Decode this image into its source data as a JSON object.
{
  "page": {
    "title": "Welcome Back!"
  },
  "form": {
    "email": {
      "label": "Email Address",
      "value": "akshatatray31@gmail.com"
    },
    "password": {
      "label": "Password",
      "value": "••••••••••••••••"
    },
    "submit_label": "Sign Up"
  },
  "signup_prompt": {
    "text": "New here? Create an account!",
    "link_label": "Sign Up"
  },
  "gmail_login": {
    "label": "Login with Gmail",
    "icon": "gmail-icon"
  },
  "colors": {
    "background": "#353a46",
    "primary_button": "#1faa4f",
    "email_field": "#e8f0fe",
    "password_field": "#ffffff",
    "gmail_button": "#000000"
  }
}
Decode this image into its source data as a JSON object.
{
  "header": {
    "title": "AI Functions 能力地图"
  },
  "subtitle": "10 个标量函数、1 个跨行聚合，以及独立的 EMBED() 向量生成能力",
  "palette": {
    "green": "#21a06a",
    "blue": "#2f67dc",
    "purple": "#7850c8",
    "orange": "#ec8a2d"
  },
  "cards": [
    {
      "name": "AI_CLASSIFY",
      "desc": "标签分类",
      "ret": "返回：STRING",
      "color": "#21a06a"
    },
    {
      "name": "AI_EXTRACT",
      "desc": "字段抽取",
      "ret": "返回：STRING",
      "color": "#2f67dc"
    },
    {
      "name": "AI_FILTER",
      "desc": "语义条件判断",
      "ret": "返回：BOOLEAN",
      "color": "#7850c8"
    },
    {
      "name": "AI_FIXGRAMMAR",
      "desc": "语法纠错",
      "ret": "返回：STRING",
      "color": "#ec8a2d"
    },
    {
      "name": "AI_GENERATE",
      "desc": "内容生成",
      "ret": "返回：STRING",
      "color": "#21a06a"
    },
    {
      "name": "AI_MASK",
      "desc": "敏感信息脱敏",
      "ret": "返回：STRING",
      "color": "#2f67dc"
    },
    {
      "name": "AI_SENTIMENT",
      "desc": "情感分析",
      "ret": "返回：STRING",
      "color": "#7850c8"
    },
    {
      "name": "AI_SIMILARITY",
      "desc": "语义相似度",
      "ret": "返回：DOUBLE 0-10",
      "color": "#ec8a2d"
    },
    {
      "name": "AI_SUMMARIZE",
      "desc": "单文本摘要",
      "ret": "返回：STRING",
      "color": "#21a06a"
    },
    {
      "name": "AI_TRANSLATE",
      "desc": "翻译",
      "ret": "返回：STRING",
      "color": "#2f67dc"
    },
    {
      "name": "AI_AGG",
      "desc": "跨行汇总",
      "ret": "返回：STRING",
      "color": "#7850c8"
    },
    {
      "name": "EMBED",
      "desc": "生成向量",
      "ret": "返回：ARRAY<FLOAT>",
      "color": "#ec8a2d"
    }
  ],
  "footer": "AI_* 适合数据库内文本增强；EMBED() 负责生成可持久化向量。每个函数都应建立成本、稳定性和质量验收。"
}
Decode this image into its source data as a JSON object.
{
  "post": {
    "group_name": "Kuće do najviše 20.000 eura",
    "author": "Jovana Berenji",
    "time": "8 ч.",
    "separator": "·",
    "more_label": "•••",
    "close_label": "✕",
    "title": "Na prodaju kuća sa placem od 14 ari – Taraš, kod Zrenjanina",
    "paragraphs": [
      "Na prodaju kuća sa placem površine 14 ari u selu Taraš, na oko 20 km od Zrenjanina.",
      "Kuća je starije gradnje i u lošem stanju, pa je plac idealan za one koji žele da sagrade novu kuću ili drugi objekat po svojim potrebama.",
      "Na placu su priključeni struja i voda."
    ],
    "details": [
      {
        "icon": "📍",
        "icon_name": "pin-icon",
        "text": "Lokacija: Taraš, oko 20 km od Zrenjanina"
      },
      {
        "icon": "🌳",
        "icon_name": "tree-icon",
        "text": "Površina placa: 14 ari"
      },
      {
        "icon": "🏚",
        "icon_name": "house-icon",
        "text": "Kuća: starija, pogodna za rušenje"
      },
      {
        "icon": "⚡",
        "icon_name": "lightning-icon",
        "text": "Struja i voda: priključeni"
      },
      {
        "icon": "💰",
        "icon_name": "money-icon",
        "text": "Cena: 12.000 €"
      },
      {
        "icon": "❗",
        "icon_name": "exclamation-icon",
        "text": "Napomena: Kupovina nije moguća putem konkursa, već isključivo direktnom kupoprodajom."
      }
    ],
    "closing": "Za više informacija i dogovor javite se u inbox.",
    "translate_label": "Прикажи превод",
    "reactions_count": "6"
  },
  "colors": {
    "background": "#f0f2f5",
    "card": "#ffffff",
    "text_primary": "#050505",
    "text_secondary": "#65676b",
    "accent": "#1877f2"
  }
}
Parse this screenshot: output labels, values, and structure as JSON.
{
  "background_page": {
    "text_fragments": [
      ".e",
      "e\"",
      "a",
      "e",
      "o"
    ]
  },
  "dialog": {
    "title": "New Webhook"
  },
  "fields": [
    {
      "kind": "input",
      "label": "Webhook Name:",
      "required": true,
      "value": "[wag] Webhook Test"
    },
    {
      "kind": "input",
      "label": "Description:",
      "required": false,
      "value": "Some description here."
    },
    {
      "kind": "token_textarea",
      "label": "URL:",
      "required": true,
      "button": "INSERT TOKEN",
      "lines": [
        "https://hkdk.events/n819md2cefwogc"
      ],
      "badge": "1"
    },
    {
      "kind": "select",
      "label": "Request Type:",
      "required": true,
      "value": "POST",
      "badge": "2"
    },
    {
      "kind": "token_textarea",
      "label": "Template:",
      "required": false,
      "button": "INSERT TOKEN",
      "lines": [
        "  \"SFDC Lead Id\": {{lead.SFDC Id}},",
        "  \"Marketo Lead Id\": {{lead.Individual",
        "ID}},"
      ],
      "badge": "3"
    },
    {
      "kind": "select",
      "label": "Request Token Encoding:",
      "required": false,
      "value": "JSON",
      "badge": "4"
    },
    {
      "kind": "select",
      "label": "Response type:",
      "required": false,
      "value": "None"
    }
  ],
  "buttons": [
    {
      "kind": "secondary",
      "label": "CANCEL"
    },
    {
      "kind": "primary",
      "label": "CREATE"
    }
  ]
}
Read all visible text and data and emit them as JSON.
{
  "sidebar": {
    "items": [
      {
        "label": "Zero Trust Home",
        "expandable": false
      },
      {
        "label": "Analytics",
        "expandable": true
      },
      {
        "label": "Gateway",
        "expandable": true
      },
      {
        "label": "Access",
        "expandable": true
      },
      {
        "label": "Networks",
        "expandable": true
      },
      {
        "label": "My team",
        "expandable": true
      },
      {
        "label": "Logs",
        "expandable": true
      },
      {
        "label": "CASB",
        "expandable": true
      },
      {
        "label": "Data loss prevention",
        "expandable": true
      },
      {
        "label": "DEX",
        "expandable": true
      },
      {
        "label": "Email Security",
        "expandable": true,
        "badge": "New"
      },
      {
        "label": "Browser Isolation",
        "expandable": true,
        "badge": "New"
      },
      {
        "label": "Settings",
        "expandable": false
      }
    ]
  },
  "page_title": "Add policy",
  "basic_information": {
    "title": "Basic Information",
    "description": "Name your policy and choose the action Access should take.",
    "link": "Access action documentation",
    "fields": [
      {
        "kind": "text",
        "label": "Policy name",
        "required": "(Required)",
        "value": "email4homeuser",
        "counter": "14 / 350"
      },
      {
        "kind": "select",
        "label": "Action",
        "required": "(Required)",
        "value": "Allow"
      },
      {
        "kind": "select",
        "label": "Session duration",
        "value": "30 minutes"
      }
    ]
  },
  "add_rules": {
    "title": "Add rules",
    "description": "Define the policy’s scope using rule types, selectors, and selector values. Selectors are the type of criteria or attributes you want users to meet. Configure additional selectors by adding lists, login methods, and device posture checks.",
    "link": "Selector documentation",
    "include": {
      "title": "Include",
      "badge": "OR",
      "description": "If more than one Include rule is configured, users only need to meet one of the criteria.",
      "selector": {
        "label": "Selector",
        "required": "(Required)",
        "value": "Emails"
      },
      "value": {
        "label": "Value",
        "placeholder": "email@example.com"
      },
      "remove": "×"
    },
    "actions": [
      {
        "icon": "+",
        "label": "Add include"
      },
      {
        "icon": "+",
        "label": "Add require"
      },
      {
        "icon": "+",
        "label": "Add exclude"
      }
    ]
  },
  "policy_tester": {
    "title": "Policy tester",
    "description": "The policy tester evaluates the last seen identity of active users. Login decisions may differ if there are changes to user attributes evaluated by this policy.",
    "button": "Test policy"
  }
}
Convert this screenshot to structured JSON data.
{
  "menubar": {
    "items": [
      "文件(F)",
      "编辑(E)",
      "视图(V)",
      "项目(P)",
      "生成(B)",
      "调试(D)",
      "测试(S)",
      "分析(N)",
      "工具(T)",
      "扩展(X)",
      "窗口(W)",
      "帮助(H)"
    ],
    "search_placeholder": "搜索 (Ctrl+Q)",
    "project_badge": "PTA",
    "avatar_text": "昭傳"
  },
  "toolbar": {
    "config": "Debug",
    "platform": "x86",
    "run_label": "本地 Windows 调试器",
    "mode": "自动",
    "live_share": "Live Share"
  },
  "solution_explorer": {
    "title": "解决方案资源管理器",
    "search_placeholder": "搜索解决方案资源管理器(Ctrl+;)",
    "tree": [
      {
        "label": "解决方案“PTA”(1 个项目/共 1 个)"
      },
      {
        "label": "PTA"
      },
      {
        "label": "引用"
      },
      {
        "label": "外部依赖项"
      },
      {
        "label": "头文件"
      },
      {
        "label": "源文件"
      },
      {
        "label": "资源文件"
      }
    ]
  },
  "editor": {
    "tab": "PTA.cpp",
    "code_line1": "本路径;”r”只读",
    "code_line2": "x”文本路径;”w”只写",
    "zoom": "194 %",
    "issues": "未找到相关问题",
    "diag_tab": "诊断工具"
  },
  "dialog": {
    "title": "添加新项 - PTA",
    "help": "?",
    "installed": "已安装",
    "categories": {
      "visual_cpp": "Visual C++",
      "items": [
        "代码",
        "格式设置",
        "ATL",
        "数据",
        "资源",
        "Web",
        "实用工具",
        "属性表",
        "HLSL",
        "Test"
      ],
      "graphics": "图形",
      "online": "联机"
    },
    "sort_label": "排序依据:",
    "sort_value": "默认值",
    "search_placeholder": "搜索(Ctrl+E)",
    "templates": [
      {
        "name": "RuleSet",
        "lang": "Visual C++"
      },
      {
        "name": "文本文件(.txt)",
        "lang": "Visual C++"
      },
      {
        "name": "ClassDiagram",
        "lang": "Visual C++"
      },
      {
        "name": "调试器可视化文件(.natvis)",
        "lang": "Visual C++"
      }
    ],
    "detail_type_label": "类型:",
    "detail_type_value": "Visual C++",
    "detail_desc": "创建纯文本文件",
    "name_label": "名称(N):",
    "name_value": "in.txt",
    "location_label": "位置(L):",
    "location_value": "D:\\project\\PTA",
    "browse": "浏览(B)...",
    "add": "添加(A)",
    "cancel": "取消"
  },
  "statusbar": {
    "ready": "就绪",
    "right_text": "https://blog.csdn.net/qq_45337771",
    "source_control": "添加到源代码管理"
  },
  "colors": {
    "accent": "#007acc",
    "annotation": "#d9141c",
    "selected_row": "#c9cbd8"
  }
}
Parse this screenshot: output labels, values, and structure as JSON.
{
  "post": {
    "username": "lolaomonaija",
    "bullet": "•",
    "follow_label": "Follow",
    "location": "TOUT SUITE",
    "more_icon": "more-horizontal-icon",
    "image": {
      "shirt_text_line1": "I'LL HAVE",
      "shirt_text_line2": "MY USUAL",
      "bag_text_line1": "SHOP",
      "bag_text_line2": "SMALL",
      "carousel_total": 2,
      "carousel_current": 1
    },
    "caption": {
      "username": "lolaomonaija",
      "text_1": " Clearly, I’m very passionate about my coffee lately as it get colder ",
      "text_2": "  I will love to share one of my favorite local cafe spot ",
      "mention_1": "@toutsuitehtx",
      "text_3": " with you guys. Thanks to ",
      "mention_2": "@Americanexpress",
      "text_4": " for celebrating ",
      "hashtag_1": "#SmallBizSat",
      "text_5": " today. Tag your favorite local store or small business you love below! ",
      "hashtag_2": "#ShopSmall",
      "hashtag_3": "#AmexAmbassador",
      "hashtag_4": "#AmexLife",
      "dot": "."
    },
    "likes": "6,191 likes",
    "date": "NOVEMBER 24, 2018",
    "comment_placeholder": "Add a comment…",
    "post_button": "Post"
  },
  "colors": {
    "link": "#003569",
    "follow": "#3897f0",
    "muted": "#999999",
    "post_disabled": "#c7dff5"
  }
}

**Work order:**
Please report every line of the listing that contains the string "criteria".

**Final answer:**
    "description": "Define the policy’s scope using rule types, selectors, and selector values. Selectors are the type of criteria or attributes you want users to meet. Configure additional selectors by adding lists, login methods, and device posture checks.",
      "description": "If more than one Include rule is configured, users only need to meet one of the criteria.",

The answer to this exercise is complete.